▸ **What is expected**
Would you please copy each line below that includes the string "type"?

[Dataset rows describing interfaces]
- - - - - - -

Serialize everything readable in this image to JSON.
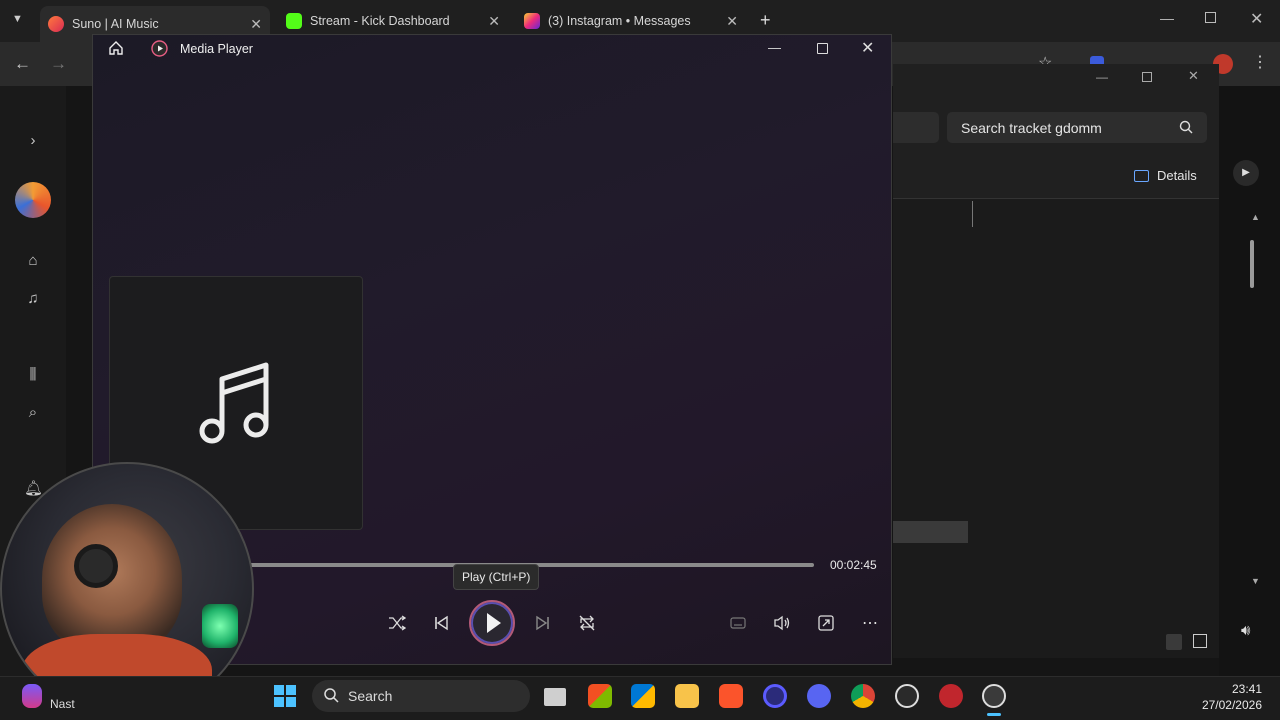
{
  "browser": {
    "tabs": [
      {
        "title": "Suno | AI Music",
        "active": true
      },
      {
        "title": "Stream - Kick Dashboard",
        "active": false
      },
      {
        "title": "(3) Instagram • Messages",
        "active": false
      }
    ],
    "new_tab": "+"
  },
  "background_window": {
    "search_placeholder": "Search tracket gdomm",
    "details_label": "Details"
  },
  "media_player": {
    "title": "Media Player",
    "total_time": "00:02:45",
    "play_tooltip": "Play (Ctrl+P)",
    "progress": 0.0,
    "colors": {
      "accent_ring": "#b35a78",
      "inner_ring": "#5a4fb0"
    }
  },
  "taskbar": {
    "search_label": "Search",
    "time": "23:41",
    "date": "27/02/2026",
    "user_label": "Nast"
  }
}
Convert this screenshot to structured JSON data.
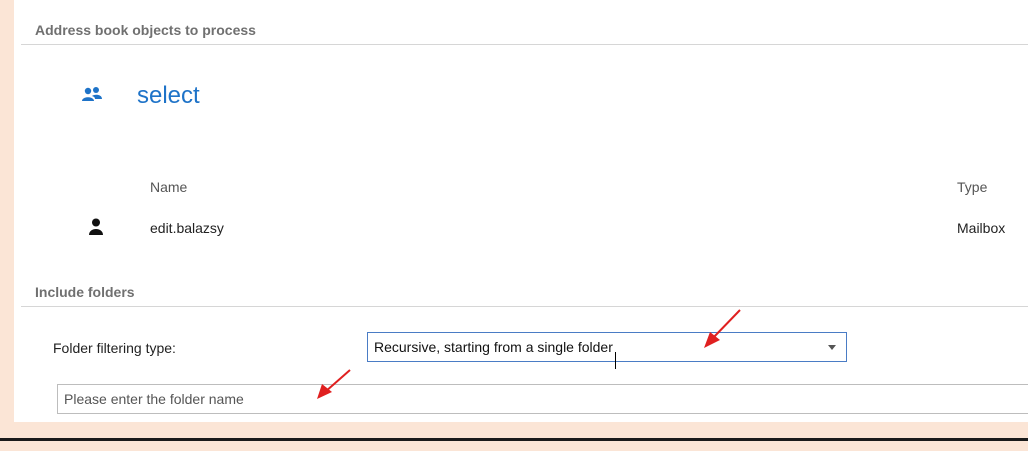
{
  "address_section": {
    "title": "Address book objects to process",
    "select_link": "select",
    "icon": "users-icon",
    "columns": {
      "name": "Name",
      "type": "Type"
    },
    "rows": [
      {
        "icon": "user-icon",
        "name": "edit.balazsy",
        "type": "Mailbox"
      }
    ]
  },
  "folders_section": {
    "title": "Include folders",
    "filter_label": "Folder filtering type:",
    "filter_value": "Recursive, starting from a single folder",
    "folder_name_placeholder": "Please enter the folder name"
  },
  "colors": {
    "page_background": "#fbe5d6",
    "link": "#1e73c8",
    "annotation_arrow": "#e02020",
    "select_border": "#4a7cc5"
  }
}
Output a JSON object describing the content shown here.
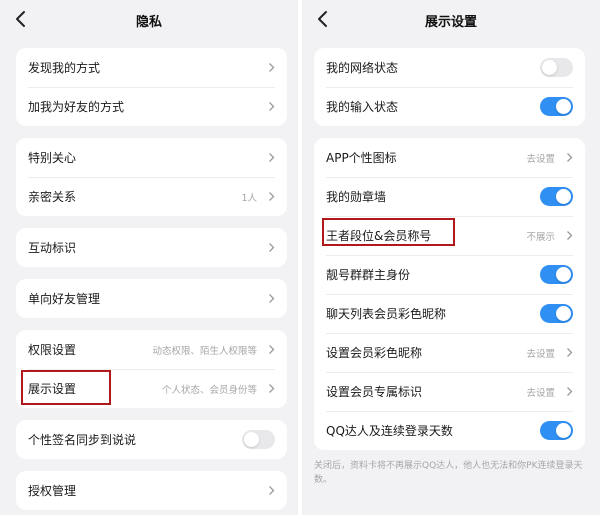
{
  "colors": {
    "accent": "#2f8ff3",
    "highlight": "#b0191c",
    "background": "#f2f2f4"
  },
  "privacy": {
    "title": "隐私",
    "back_icon": "chevron-left-icon",
    "find_me": "发现我的方式",
    "add_friend": "加我为好友的方式",
    "special_care": "特别关心",
    "intimate": "亲密关系",
    "intimate_value": "1人",
    "interaction_mark": "互动标识",
    "one_way_friends": "单向好友管理",
    "permissions": "权限设置",
    "permissions_value": "动态权限、陌生人权限等",
    "display_settings": "展示设置",
    "display_settings_value": "个人状态、会员身份等",
    "signature_sync": "个性签名同步到说说",
    "signature_sync_on": false,
    "authorization": "授权管理"
  },
  "display": {
    "title": "展示设置",
    "back_icon": "chevron-left-icon",
    "network_status": "我的网络状态",
    "network_status_on": false,
    "input_status": "我的输入状态",
    "input_status_on": true,
    "app_icon": "APP个性图标",
    "app_icon_value": "去设置",
    "medal_wall": "我的勋章墙",
    "medal_wall_on": true,
    "rank_member": "王者段位&会员称号",
    "rank_member_value": "不展示",
    "group_owner": "靓号群群主身份",
    "group_owner_on": true,
    "chat_nickname": "聊天列表会员彩色昵称",
    "chat_nickname_on": true,
    "member_nickname": "设置会员彩色昵称",
    "member_nickname_value": "去设置",
    "member_badge": "设置会员专属标识",
    "member_badge_value": "去设置",
    "qq_expert": "QQ达人及连续登录天数",
    "qq_expert_on": true,
    "footnote": "关闭后，资料卡将不再展示QQ达人，他人也无法和你PK连续登录天数。"
  }
}
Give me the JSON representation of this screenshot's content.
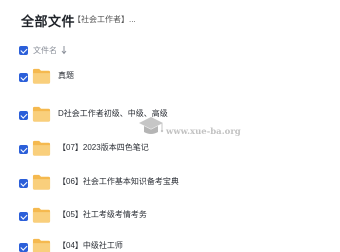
{
  "header": {
    "title": "全部文件",
    "breadcrumb": "【社会工作者】..."
  },
  "list": {
    "column_name": "文件名",
    "items": [
      {
        "label": "真题"
      },
      {
        "label": "D社会工作者初级、中级、高级"
      },
      {
        "label": "【07】2023版本四色笔记"
      },
      {
        "label": "【06】社会工作基本知识备考宝典"
      },
      {
        "label": "【05】社工考级考情考务"
      },
      {
        "label": "【04】中级社工师"
      }
    ]
  },
  "watermark": {
    "text": "www.xue-ba.org"
  },
  "colors": {
    "accent": "#2b5fd9",
    "folder": "#f7c46a"
  }
}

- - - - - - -

▸ **Your solution**
      "type": "Type"
        "type": "Mailbox"
    "filter_label": "Folder filtering type:",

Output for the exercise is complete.